ABOUT THIS TASK: Repeat the material below exactly, line for line.

-------------------------

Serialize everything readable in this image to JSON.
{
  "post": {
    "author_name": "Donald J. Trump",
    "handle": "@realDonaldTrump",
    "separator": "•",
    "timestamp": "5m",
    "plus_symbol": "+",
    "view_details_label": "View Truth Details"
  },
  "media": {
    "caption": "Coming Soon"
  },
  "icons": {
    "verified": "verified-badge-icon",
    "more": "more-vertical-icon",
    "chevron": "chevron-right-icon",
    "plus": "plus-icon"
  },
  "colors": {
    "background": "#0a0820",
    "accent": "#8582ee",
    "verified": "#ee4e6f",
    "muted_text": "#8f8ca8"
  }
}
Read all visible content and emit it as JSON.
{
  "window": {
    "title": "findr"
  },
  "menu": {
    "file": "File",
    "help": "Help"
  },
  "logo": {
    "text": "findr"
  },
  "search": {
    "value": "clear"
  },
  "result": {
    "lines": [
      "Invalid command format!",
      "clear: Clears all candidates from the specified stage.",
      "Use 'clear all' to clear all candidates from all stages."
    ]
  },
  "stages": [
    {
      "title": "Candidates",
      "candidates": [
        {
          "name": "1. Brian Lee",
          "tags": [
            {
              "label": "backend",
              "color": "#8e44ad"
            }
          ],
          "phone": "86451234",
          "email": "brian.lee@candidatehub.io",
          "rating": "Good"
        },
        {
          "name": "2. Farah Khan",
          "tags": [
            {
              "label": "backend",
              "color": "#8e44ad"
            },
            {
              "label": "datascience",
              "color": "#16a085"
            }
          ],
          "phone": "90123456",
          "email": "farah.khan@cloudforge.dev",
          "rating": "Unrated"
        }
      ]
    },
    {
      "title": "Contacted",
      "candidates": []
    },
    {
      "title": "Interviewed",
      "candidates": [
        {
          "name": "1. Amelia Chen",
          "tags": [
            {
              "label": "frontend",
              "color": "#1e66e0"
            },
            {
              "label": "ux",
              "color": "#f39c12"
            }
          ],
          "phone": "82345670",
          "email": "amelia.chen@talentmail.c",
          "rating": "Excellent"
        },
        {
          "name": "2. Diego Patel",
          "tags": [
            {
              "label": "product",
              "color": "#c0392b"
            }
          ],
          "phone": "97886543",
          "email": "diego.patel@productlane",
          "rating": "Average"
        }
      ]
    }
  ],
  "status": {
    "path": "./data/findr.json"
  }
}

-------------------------

OUTPUT OF THE TASK:
Serialize everything readable in this image to JSON.
{
  "post": {
    "author_name": "Donald J. Trump",
    "handle": "@realDonaldTrump",
    "separator": "•",
    "timestamp": "5m",
    "plus_symbol": "+",
    "view_details_label": "View Truth Details"
  },
  "media": {
    "caption": "Coming Soon"
  },
  "icons": {
    "verified": "verified-badge-icon",
    "more": "more-vertical-icon",
    "chevron": "chevron-right-icon",
    "plus": "plus-icon"
  },
  "colors": {
    "background": "#0a0820",
    "accent": "#8582ee",
    "verified": "#ee4e6f",
    "muted_text": "#8f8ca8"
  }
}
Read all visible content and emit it as JSON.
{
  "window": {
    "title": "findr"
  },
  "menu": {
    "file": "File",
    "help": "Help"
  },
  "logo": {
    "text": "findr"
  },
  "search": {
    "value": "clear"
  },
  "result": {
    "lines": [
      "Invalid command format!",
      "clear: Clears all candidates from the specified stage.",
      "Use 'clear all' to clear all candidates from all stages."
    ]
  },
  "stages": [
    {
      "title": "Candidates",
      "candidates": [
        {
          "name": "1. Brian Lee",
          "tags": [
            {
              "label": "backend",
              "color": "#8e44ad"
            }
          ],
          "phone": "86451234",
          "email": "brian.lee@candidatehub.io",
          "rating": "Good"
        },
        {
          "name": "2. Farah Khan",
          "tags": [
            {
              "label": "backend",
              "color": "#8e44ad"
            },
            {
              "label": "datascience",
              "color": "#16a085"
            }
          ],
          "phone": "90123456",
          "email": "farah.khan@cloudforge.dev",
          "rating": "Unrated"
        }
      ]
    },
    {
      "title": "Contacted",
      "candidates": []
    },
    {
      "title": "Interviewed",
      "candidates": [
        {
          "name": "1. Amelia Chen",
          "tags": [
            {
              "label": "frontend",
              "color": "#1e66e0"
            },
            {
              "label": "ux",
              "color": "#f39c12"
            }
          ],
          "phone": "82345670",
          "email": "amelia.chen@talentmail.c",
          "rating": "Excellent"
        },
        {
          "name": "2. Diego Patel",
          "tags": [
            {
              "label": "product",
              "color": "#c0392b"
            }
          ],
          "phone": "97886543",
          "email": "diego.patel@productlane",
          "rating": "Average"
        }
      ]
    }
  ],
  "status": {
    "path": "./data/findr.json"
  }
}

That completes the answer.